PROBLEM DESCRIPTION: Reproduce every entry precisely as written.

RAW DATA:
___

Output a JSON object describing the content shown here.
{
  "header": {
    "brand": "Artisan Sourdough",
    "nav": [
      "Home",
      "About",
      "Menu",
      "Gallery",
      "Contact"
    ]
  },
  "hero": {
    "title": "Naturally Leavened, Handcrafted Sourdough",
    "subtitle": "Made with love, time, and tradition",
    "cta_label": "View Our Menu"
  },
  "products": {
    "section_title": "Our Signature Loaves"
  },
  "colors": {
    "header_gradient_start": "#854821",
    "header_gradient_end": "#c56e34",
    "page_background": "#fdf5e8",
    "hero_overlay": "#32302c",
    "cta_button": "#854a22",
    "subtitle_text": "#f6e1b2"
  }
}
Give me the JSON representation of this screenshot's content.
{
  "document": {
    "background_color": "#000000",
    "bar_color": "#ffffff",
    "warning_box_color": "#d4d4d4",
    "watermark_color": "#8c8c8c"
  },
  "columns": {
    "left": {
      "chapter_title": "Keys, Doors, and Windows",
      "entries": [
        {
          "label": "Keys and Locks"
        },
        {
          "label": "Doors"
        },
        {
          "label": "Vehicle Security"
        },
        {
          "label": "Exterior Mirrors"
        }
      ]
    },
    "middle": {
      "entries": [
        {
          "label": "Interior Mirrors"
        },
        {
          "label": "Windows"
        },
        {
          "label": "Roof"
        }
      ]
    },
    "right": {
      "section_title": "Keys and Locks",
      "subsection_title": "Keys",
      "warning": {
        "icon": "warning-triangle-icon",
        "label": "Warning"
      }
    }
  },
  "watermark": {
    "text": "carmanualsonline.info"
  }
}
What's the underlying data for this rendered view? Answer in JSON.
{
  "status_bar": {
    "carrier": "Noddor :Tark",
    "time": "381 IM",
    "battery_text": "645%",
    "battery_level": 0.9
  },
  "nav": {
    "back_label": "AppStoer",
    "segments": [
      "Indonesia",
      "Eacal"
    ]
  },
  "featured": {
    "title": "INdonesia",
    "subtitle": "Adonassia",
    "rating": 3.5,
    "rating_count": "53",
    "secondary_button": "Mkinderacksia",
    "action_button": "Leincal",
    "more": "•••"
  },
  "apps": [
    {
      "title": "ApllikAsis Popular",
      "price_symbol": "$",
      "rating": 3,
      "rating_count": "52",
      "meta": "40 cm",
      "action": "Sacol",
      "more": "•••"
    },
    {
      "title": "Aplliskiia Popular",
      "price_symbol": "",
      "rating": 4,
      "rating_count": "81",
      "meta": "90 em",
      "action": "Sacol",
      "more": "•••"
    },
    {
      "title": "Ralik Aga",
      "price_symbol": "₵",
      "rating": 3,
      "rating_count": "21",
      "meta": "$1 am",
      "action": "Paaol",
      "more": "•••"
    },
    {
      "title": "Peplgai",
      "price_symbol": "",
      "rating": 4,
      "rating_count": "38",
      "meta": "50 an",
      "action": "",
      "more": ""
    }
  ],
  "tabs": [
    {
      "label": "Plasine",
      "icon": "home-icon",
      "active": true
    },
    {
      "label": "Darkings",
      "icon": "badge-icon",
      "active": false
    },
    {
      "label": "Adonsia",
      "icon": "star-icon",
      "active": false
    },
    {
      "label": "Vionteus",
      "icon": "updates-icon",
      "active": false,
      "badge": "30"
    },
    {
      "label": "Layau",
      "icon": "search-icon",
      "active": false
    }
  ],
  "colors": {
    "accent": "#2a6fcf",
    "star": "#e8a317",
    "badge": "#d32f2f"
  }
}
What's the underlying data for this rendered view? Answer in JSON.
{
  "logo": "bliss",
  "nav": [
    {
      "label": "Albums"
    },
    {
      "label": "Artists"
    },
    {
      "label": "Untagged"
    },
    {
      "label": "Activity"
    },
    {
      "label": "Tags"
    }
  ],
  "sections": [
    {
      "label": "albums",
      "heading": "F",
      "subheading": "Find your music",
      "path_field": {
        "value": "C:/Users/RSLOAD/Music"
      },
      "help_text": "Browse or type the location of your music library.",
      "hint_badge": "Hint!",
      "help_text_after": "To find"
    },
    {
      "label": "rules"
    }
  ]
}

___

YOUR SOLUTION:
Output a JSON object describing the content shown here.
{
  "header": {
    "brand": "Artisan Sourdough",
    "nav": [
      "Home",
      "About",
      "Menu",
      "Gallery",
      "Contact"
    ]
  },
  "hero": {
    "title": "Naturally Leavened, Handcrafted Sourdough",
    "subtitle": "Made with love, time, and tradition",
    "cta_label": "View Our Menu"
  },
  "products": {
    "section_title": "Our Signature Loaves"
  },
  "colors": {
    "header_gradient_start": "#854821",
    "header_gradient_end": "#c56e34",
    "page_background": "#fdf5e8",
    "hero_overlay": "#32302c",
    "cta_button": "#854a22",
    "subtitle_text": "#f6e1b2"
  }
}
Give me the JSON representation of this screenshot's content.
{
  "document": {
    "background_color": "#000000",
    "bar_color": "#ffffff",
    "warning_box_color": "#d4d4d4",
    "watermark_color": "#8c8c8c"
  },
  "columns": {
    "left": {
      "chapter_title": "Keys, Doors, and Windows",
      "entries": [
        {
          "label": "Keys and Locks"
        },
        {
          "label": "Doors"
        },
        {
          "label": "Vehicle Security"
        },
        {
          "label": "Exterior Mirrors"
        }
      ]
    },
    "middle": {
      "entries": [
        {
          "label": "Interior Mirrors"
        },
        {
          "label": "Windows"
        },
        {
          "label": "Roof"
        }
      ]
    },
    "right": {
      "section_title": "Keys and Locks",
      "subsection_title": "Keys",
      "warning": {
        "icon": "warning-triangle-icon",
        "label": "Warning"
      }
    }
  },
  "watermark": {
    "text": "carmanualsonline.info"
  }
}
What's the underlying data for this rendered view? Answer in JSON.
{
  "status_bar": {
    "carrier": "Noddor :Tark",
    "time": "381 IM",
    "battery_text": "645%",
    "battery_level": 0.9
  },
  "nav": {
    "back_label": "AppStoer",
    "segments": [
      "Indonesia",
      "Eacal"
    ]
  },
  "featured": {
    "title": "INdonesia",
    "subtitle": "Adonassia",
    "rating": 3.5,
    "rating_count": "53",
    "secondary_button": "Mkinderacksia",
    "action_button": "Leincal",
    "more": "•••"
  },
  "apps": [
    {
      "title": "ApllikAsis Popular",
      "price_symbol": "$",
      "rating": 3,
      "rating_count": "52",
      "meta": "40 cm",
      "action": "Sacol",
      "more": "•••"
    },
    {
      "title": "Aplliskiia Popular",
      "price_symbol": "",
      "rating": 4,
      "rating_count": "81",
      "meta": "90 em",
      "action": "Sacol",
      "more": "•••"
    },
    {
      "title": "Ralik Aga",
      "price_symbol": "₵",
      "rating": 3,
      "rating_count": "21",
      "meta": "$1 am",
      "action": "Paaol",
      "more": "•••"
    },
    {
      "title": "Peplgai",
      "price_symbol": "",
      "rating": 4,
      "rating_count": "38",
      "meta": "50 an",
      "action": "",
      "more": ""
    }
  ],
  "tabs": [
    {
      "label": "Plasine",
      "icon": "home-icon",
      "active": true
    },
    {
      "label": "Darkings",
      "icon": "badge-icon",
      "active": false
    },
    {
      "label": "Adonsia",
      "icon": "star-icon",
      "active": false
    },
    {
      "label": "Vionteus",
      "icon": "updates-icon",
      "active": false,
      "badge": "30"
    },
    {
      "label": "Layau",
      "icon": "search-icon",
      "active": false
    }
  ],
  "colors": {
    "accent": "#2a6fcf",
    "star": "#e8a317",
    "badge": "#d32f2f"
  }
}
What's the underlying data for this rendered view? Answer in JSON.
{
  "logo": "bliss",
  "nav": [
    {
      "label": "Albums"
    },
    {
      "label": "Artists"
    },
    {
      "label": "Untagged"
    },
    {
      "label": "Activity"
    },
    {
      "label": "Tags"
    }
  ],
  "sections": [
    {
      "label": "albums",
      "heading": "F",
      "subheading": "Find your music",
      "path_field": {
        "value": "C:/Users/RSLOAD/Music"
      },
      "help_text": "Browse or type the location of your music library.",
      "hint_badge": "Hint!",
      "help_text_after": "To find"
    },
    {
      "label": "rules"
    }
  ]
}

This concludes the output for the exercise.